In conclusion, in this section we...
• started with the general expanded expression $a{x}^{2}+bx+c$ and its general factorization $\left(Ax+B\right)\left(Cx+D\right)$,
• were able to find two numbers, $m$ and $n$, such that $mn=ac$ and $m+n=b$ $\left($we did so by defining $m=BC$ and $n=AD\right)$,
• split the $x$-term $bx$ into $mx+nx$, and were able to factor the expanded expression back into $\left(Ax+B\right)\left(Cx+D\right)$.
This process shows why, if an expression can indeed be factored as $\left(Ax+B\right)\left(Cx+D\right)$, our method will ensure that we find this factorization.
Thanks for pulling through!

## Want to join the conversation?

• So, this metod is not applicable to this equation: 3x^2+5x+10 for example. What method can I use to factorize this equation? Or there are any quadratics can´t be factorizated?
• The quadratic formula always works, so first look at the discriminant b^2 - 4 a c
For your equation 5*2 - 4(3)(10) or 25 - 120 = - 95
Since you cannot take SQRT of negative number in real domain
This cannot be factorable since there is no real solution
• So on number 5, How do you know to group -4 with 6x^ or -9 with it?
• It works either way.
• On question 4)factor 3x^2 -2x- 5
In working it out I got the answer (x-1)(3x+5) where as the correct answer was (3x-5)(x+1). The difference appears because there were multiple ways to split the GCF. As far as I can tell they both give the right answer and expand back into 3x^2-2x-5. Is this typical when solving these problems or did I do something wrong or is this just a random special case that happens to work?
• Sorry, but your version creates the wrong sign on the middle term. You can see this if you multiply your factors. You get: 3x^2+5x-3x-5. Notice: 5x-3x = 2x, not -2x.

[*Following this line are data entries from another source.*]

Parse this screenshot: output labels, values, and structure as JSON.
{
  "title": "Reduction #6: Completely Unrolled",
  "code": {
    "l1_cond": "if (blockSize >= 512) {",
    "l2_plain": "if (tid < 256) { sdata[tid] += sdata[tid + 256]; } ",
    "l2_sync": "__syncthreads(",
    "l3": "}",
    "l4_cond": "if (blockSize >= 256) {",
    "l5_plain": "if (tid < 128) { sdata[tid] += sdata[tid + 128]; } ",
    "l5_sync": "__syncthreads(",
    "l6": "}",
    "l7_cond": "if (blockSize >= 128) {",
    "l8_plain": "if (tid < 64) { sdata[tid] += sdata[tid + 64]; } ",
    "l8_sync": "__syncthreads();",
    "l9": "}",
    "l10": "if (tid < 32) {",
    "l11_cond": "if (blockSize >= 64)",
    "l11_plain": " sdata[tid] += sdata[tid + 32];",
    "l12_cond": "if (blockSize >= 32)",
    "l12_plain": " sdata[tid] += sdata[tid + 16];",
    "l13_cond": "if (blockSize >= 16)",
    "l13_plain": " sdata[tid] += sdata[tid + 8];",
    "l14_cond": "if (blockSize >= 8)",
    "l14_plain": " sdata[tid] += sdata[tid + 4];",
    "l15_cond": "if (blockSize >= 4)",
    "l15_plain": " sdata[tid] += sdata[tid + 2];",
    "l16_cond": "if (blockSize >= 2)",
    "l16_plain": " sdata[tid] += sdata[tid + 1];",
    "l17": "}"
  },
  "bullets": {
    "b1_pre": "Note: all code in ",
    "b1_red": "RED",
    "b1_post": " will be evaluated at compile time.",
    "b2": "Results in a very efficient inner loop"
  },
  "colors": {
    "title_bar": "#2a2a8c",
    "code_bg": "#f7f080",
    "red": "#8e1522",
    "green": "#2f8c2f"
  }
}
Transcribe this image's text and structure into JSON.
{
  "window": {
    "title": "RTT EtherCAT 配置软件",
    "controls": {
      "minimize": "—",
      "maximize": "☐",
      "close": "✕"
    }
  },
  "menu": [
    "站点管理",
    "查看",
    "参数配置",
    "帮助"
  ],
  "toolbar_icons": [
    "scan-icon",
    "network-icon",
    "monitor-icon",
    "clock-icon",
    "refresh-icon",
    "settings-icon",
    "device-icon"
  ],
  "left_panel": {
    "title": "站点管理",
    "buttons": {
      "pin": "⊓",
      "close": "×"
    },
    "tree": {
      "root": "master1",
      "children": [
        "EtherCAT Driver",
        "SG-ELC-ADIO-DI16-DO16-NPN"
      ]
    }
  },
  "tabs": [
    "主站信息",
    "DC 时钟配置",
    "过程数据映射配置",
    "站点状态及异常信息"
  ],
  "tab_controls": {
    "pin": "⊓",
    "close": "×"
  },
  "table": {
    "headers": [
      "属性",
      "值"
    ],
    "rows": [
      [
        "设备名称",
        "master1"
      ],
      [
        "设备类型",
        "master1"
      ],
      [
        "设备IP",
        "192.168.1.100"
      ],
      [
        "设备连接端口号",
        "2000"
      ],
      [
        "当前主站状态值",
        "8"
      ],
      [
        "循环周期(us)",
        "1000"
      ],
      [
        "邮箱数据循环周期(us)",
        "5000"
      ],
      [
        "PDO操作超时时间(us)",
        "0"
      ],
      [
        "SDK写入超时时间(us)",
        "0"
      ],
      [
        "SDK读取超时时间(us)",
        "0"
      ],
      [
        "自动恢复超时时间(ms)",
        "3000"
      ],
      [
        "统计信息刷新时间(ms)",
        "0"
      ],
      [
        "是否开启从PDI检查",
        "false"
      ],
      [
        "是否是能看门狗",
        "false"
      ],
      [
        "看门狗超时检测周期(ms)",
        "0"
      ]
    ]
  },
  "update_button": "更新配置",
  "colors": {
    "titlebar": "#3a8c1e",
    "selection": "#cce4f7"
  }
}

Hope this helps.
• I understand how to factor the quadratics but I don't really understand the part on how it works.
• How would I solve a question like this: (2(1-x))/3 - 8/1=1/(6x)-(2x-3)/3
• Multiply both sides by 3, which gets -2x-22=(1/2x)-2x-3
Add 2x, so -22=(1/2x)-3. Then add 3, so -19=(1/2x). Multiply by 2x so -38x=1. Then divide by -38, so
x = (-1 / 38)
• Why do we multiple 2 and 3 in the first example?
• What if the resulting grouping ends up with contradicting signs inside the parenthesis (like 2x(x-4) -5(1+4) )

This is just an example not the actual question I encountered.
• I'm assuming you mean 2x(x-4)-5(x+4)
You just change the sign of the number you are factoring out.
For example, in the second part, you have -5(x+4). Multiplying it you get -5x-20. To get (x-4) you would factor out 5 instead of -5, to get 5(x-4)
Now you have 2x(x-4)+5(x-4)
which then becomes (2x+5)(x-4)
You can also do this to the first part, 2x(x-4)
switch 2x to -2x
then you get -2x(x+4)-5(x+4) then (-2x-5)(x+4).
• What is the easiest way how to remember how to factor out quadratics?
• There are some songs on youtube to help memorize these formulas. I recommend the quadratic formula set to the tune of "Pop Goes the Weasel", because you can use that formula for a lot of different equations, and the song is very memorable. Hope this answers your question :)
• A question about the first problem. My answer is "(x+2)(3x+4)", but there are no choices in there. Even if the values of a or b are opposite, is the answer the same?
(1 vote)
• Your answer is correct (you can always check it by multiplying the 2 binomials). It matches option B in the answer list. Remember, the commutative property of multiplication tells us that 2(3) = 3(2). This property extends to any multiplication problem, including your binomials. (3x+4)(x+2) is the same as (x+2)(3x+4).

Hope this helps.